Did the TARP program accomplish its goals? Yes and no. On the one hand, the government infusion appears to have stabilized the bank sector. Bank stock prices have recovered some of the ground lost since the financial crisis erupted in September of 2008, as investors became convinced that the larger banks wouldn’t be allowed to fail. On the other hand, the program wasn’t able to reignite loan growth. Having made lots of bad loans during the housing boom, banks are now confining new lending to their most credit-worthy customers. Although the economy may be strengthening, the housing market isn’t back on its feet yet and the banks fear that continued high unemployment increases the chances of a new wave of mortgage and small business loan defaults. At the same time, the recent recession has put companies in a more conservative mood, and many are repaying bank loans or cutting back on using lines of credit. It probably will take progress on both the housing and employment fronts before new loan generation picks up. At the end of September, Regions Financial’s (RF) loan balances were down 6% year to year; KeyCorp’s (KEY) loans fell nearly 15% over the same period. The declining loan balances are bound to depress net interest revenue in 2010, even if rising interest rates later this year give banks the opportunity to expand their lending margins.
Are the banks that have repaid the TARP investments now free of government involvement in their operations? We don’t think so. Banks have always been more regulated than most other industries because of their role in providing the financial wherewithal to keep the economy running smoothly. In the wake of the recent financial crisis, pressure to avoid future meltdowns could result in increased regulation of almost every aspect of banking. Consumer safeguards probably will affect the service fees that banks can charge. Efforts to limit bank executive pay, or link pay inversely to the amount of risk a bank takes, may enjoy partial success.

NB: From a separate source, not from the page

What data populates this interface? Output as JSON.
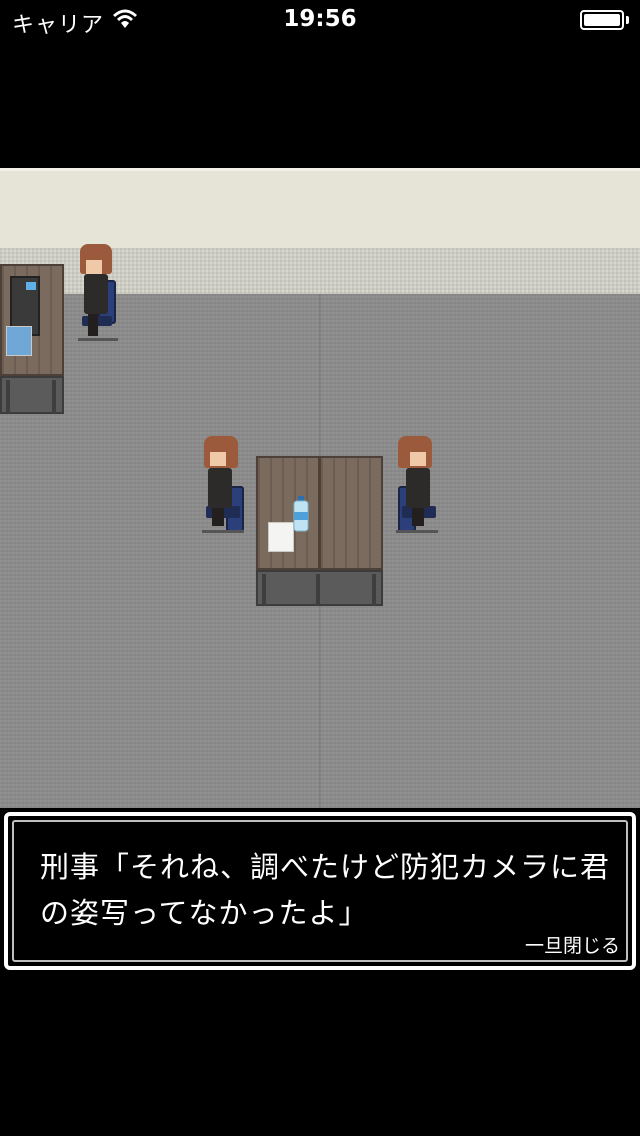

What opportunities do the stronger banks have as the industry heals itself? Some have been making acquisitions of small troubled banks or their assets at attractive prices. Bankruptcy filings by small banks, which don’t have the range of revenue sources of the larger ones, have been on the rise. U.S. Bancorp (USB), one of the strongest banks in the nation, recently acquired, in an FDIC-assisted transaction, some of the assets and deposits of a company with nine subsidiary banks, thereby expanding its distribution network in high-growth markets like California and Texas. Loss protection on most of the loans acquired was part of the deal. Many more such transactions are likely as the bank industry moves further along the recovery path.